As the name suggests, it’s a system that saves the state of games when you leave them. Then if you decide to return, you can pick up exactly where you left off. No need to load up the game from scratch or find the correct save file.

It’s one of the main features the PS5 doesn’t have. Sony’s console lets you switch between games quickly, but it doesn’t pick up where you left off. So, by ensuring Quick Resume is enabled on every Xbox Series X game, Microsoft’s console could push its advantage here.

Backwards compatibility enhancements

Speaking of features the PS5 doesn’t have: backwards compatibility. While Sony’s console plays PS4 games, it pretty much ignores everything that came before it. The Xbox Series X, meanwhile, plays games from as far back as the original Xbox.

The Xbox Series X already provides backwards compatible games with enhancements, including boosted frame rates, faster load times and upgraded HDR visuals. The goal is to make the Xbox Series X and Series S the best places to play old Xbox games, we just need Microsoft to keep building those capabilities out.

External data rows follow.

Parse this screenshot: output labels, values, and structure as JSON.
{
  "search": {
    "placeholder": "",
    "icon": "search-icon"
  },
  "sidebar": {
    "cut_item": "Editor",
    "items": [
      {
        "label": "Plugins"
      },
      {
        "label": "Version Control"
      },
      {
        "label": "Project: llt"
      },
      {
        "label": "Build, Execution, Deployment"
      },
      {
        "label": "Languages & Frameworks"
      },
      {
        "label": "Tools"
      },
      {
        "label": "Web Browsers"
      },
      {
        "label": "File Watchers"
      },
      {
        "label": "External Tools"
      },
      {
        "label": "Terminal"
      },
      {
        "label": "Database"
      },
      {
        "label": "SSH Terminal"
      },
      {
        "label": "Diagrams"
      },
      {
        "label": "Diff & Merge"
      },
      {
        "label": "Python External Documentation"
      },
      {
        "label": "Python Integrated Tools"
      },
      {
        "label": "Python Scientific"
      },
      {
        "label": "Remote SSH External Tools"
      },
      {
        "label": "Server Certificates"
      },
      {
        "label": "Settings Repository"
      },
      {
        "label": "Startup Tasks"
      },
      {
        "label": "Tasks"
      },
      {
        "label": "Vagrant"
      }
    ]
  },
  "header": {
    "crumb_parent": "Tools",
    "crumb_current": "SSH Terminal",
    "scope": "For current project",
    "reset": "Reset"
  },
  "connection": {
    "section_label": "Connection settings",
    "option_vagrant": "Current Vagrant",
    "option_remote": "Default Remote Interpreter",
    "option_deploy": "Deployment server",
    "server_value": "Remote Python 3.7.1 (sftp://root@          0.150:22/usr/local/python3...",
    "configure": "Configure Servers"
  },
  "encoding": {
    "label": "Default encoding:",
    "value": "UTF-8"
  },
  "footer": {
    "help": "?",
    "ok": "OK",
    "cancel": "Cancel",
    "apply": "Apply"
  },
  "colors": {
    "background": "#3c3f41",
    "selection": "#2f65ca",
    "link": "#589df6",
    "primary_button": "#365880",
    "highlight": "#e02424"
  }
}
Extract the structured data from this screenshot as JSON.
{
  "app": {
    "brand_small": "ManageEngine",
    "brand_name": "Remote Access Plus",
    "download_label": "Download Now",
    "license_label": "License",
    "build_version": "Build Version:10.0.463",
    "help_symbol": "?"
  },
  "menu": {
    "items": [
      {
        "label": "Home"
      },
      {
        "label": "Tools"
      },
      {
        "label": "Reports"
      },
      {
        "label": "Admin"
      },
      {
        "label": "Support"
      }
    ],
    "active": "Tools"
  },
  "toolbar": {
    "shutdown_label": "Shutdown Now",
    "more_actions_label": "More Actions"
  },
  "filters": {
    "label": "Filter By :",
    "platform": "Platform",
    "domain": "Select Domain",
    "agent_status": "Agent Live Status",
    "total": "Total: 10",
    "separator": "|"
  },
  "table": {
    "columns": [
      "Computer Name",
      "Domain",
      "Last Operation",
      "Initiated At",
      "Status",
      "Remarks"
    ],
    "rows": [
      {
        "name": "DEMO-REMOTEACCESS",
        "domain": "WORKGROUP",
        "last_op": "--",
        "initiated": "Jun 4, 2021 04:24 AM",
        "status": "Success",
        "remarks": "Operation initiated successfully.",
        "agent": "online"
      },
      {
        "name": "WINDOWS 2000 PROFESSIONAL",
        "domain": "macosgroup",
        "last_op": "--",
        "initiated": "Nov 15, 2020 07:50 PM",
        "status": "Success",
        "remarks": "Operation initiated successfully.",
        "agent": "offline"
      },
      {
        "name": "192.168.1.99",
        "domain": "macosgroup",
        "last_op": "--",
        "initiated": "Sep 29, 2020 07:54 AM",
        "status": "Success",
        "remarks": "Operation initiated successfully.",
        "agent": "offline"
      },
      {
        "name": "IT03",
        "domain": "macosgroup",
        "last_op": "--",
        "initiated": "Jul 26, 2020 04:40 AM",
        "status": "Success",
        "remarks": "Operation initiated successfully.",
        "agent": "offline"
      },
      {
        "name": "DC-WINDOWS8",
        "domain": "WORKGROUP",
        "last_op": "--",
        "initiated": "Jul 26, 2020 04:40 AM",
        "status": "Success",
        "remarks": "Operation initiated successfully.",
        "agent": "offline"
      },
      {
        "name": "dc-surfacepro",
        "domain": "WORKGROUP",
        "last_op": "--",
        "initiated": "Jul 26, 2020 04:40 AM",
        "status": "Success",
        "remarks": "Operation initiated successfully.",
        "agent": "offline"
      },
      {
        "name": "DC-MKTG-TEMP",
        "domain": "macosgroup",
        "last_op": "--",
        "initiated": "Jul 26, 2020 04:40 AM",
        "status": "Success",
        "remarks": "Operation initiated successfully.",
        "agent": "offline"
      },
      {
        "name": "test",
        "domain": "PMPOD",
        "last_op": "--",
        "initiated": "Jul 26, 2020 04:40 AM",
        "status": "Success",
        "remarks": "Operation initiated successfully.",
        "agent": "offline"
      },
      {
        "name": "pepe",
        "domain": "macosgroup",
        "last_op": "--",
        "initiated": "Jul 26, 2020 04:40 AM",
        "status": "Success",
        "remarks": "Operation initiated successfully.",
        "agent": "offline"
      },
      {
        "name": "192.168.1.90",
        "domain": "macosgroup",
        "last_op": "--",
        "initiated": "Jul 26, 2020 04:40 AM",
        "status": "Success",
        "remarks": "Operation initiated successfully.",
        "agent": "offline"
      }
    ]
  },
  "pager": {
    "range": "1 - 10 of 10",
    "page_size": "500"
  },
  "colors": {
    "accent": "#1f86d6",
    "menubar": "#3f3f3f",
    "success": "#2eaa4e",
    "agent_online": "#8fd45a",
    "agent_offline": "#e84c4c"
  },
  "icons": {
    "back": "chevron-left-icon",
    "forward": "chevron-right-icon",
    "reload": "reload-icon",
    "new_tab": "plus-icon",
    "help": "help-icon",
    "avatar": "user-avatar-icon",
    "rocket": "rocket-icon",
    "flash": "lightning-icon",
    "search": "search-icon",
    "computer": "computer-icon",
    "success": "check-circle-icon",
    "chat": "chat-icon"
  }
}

Some of the best Xbox One games have already been optimized for Series X. Unfortunately they tend to be on the newer side, so older titles are still missing out on what the hardware has to offer. Rumor is that backwards compatibility enhancements are being implemented later this year, and is likely one of the “exciting things” Ronald promised.

Red Dead Redemption

(Image credit: Rockstar Games)

Smaller game files

Asking for more visuals is one thing, but it’s not pleasant to see game file sizes slowly ballon the way they have been doing recently. After all the Xbox Series X only has 802GB of usable storage, and the Series S has just 364GB. With game files ranging anywhere between 50 and 100GB, the SSD space can fill up very fast.

The solution? Better ways to compress games so they don’t take up quite so much space. It’s not an easy task, because shrinking files down without loss of quality is very difficult, but it’s worth it in the long run. Especially since it would also mean games will download faster.

A more advanced controller

The Xbox Series X controller is….fine. It’s virtually the same as the Xbox One controller and that helps when it comes to ensuring all those Xbox games are compatible. Still, we can’t help but think there couldn’t be improvements, especially compared to the PS5’s DualSense.

The DualSense controller has a crucial advantage thanks to its advanced haptic feedback. That means it can provide an extra level of immersion in compatible games, including the recently released Hitman 3. The triggers offer a more realistic sensation when you fire, including simulated recoil and the feeling of tension on, say, a drawn bowstring. 

The Xbox Series X could benefit from an improved controller with such a feature, even if it’s only available on a refreshed Elite Wireless Controller. It’s great having the power of the console, but we need the finer details to help immerse ourselves in the games. Especially on a controller that’s barely changed for over 15 years.

xbox series x review

(Image credit: Tom's Guide)

Make sure actual consoles are available

The biggest issue that needs solving right now is that nobody can find where to buy an Xbox Series X console. Demand is high, scalpers are up to their old tricks, and chip shortages mean there are limits on how many consoles Microsoft can actually produce. 

Unfortunately, all the updates in the world are no good if you can’t buy a console for a reasonable price. But it doesn’t look like things will be changing anytime soon. 

Hopefully, Microsoft will tackle this problem with as much gusto as possible, and then over time, it could build out the capabilities of the Xbox Seires X. 

Tom Pritchard

Tom is the Tom's Guide's Automotive Editor, which means he can usually be found knee deep in stats the latest and best electric cars, or checking out some sort of driving gadget. It's long way from his days as editor of Gizmodo UK, when pretty much everything was on the table. He’s usually found trying to squeeze another giant Lego set onto the shelf, draining very large cups of coffee, or complaining that Ikea won’t let him buy the stuff he really needs online.